Israeli jets targeted a military research center north-west of Damascus. Syria denied reports that lorries carrying weapons bound for Lebanon were hit. Israel has not commented, but has frequently expressed concern at the possible movement of chemical weapons to Hezbollah in Lebanon.

A report issued on 5 February 2013 by the UN Human Rights Council’s commission of inquiry on Syria, stated that ‘The depth of the Syrian tragedy is poignantly reflected in the accounts of its victims. Their harrowing experiences of survival detail grave human rights violations, war crimes and crimes against humanity. The destructive dynamics of the civil war not only have an impact on the civilian population but are also tearing apart the country’s complex social fabric, jeopardizing future generations and undermining peace and security in the entire region.’ The independent team urged the UN Security Council to act urgently to halt the violations and ensure the accountability for grave violations as both sides of the conflict are committing war crimes.

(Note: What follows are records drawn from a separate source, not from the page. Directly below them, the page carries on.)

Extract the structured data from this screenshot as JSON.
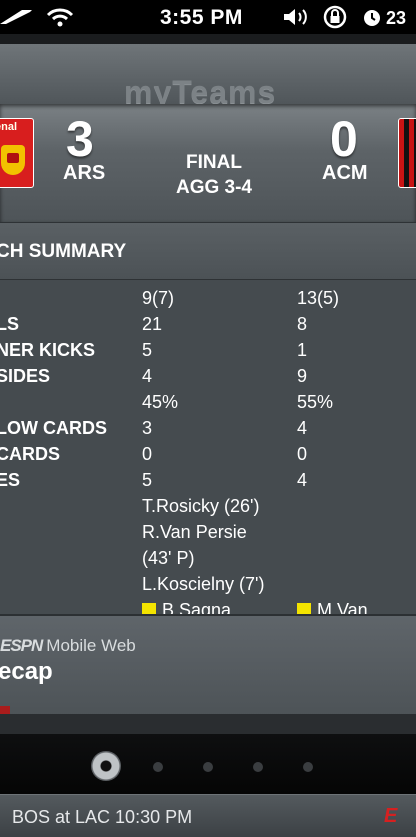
{
  "status_bar": {
    "time": "3:55 PM",
    "battery": "23"
  },
  "app": {
    "title": "myTeams"
  },
  "match": {
    "home": {
      "score": "3",
      "abbr": "ARS",
      "logo_text": "enal"
    },
    "away": {
      "score": "0",
      "abbr": "ACM"
    },
    "status": "FINAL",
    "aggregate": "AGG 3-4"
  },
  "summary": {
    "title": "CH SUMMARY",
    "rows": [
      {
        "label": "",
        "home": "9(7)",
        "away": "13(5)"
      },
      {
        "label": "LS",
        "home": "21",
        "away": "8"
      },
      {
        "label": "NER KICKS",
        "home": "5",
        "away": "1"
      },
      {
        "label": "SIDES",
        "home": "4",
        "away": "9"
      },
      {
        "label": "",
        "home": "45%",
        "away": "55%"
      },
      {
        "label": "LOW CARDS",
        "home": "3",
        "away": "4"
      },
      {
        "label": " CARDS",
        "home": "0",
        "away": "0"
      },
      {
        "label": "ES",
        "home": "5",
        "away": "4"
      },
      {
        "label": "",
        "home": "T.Rosicky (26')",
        "away": ""
      },
      {
        "label": "",
        "home": "R.Van Persie",
        "away": ""
      },
      {
        "label": "",
        "home": "(43' P)",
        "away": ""
      },
      {
        "label": "",
        "home": "L.Koscielny (7')",
        "away": ""
      },
      {
        "label": "",
        "home": "B.Sagna",
        "away": "M.Van"
      }
    ]
  },
  "promo": {
    "brand_logo": "ESPN",
    "brand_suffix": "Mobile Web",
    "title": "ecap"
  },
  "dock": {
    "page_count": 5,
    "active_page": 1
  },
  "ticker": {
    "text": "BOS at LAC 10:30 PM",
    "badge": "E"
  },
  "colors": {
    "accent_red": "#d62020",
    "card_yellow": "#f4e400"
  }
}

A week later, Syrian National Coalition-leader al-Khatib proposed to hold talks with Farouq al-Sharaa, a deputy of President Bashar al-Assad, on a political transition in which al-Assad would be given safe passage to go into exile. Lakhdar Brahimi, the UN/Arab League joint envoy, reinforced this call in Cairo on 18 February 2013, saying that talks between the Syrian opposition and an ‘acceptable delegation’ from the Damascus government that is not directly involved in repression could begin on UN premises and should lead to a political solution to the country’s 23-month-old war.